-- Exercise instructions --
Exclude all pictures, then restate the entries below word for word.

-- Records for the exercise --
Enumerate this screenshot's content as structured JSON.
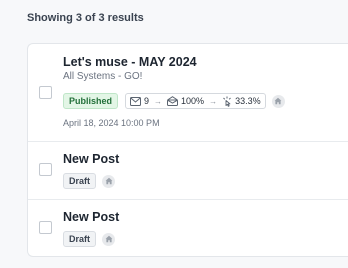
{
  "results": {
    "text": "Showing 3 of 3 results"
  },
  "posts": [
    {
      "title": "Let's muse - MAY 2024",
      "excerpt": "All Systems - GO!",
      "status": "Published",
      "stats": {
        "sent": "9",
        "opened": "100%",
        "clicked": "33.3%"
      },
      "date": "April 18, 2024 10:00 PM",
      "icons": [
        "envelope-icon",
        "envelope-open-icon",
        "click-icon",
        "home-icon"
      ]
    },
    {
      "title": "New Post",
      "status": "Draft",
      "icons": [
        "home-icon"
      ]
    },
    {
      "title": "New Post",
      "status": "Draft",
      "icons": [
        "home-icon"
      ]
    }
  ],
  "colors": {
    "published_bg": "#e3f6e6",
    "published_text": "#23703a",
    "draft_bg": "#f1f3f5"
  }
}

-- Problem solution --
Enumerate this screenshot's content as structured JSON.
{
  "results": {
    "text": "Showing 3 of 3 results"
  },
  "posts": [
    {
      "title": "Let's muse - MAY 2024",
      "excerpt": "All Systems - GO!",
      "status": "Published",
      "stats": {
        "sent": "9",
        "opened": "100%",
        "clicked": "33.3%"
      },
      "date": "April 18, 2024 10:00 PM",
      "icons": [
        "envelope-icon",
        "envelope-open-icon",
        "click-icon",
        "home-icon"
      ]
    },
    {
      "title": "New Post",
      "status": "Draft",
      "icons": [
        "home-icon"
      ]
    },
    {
      "title": "New Post",
      "status": "Draft",
      "icons": [
        "home-icon"
      ]
    }
  ],
  "colors": {
    "published_bg": "#e3f6e6",
    "published_text": "#23703a",
    "draft_bg": "#f1f3f5"
  }
}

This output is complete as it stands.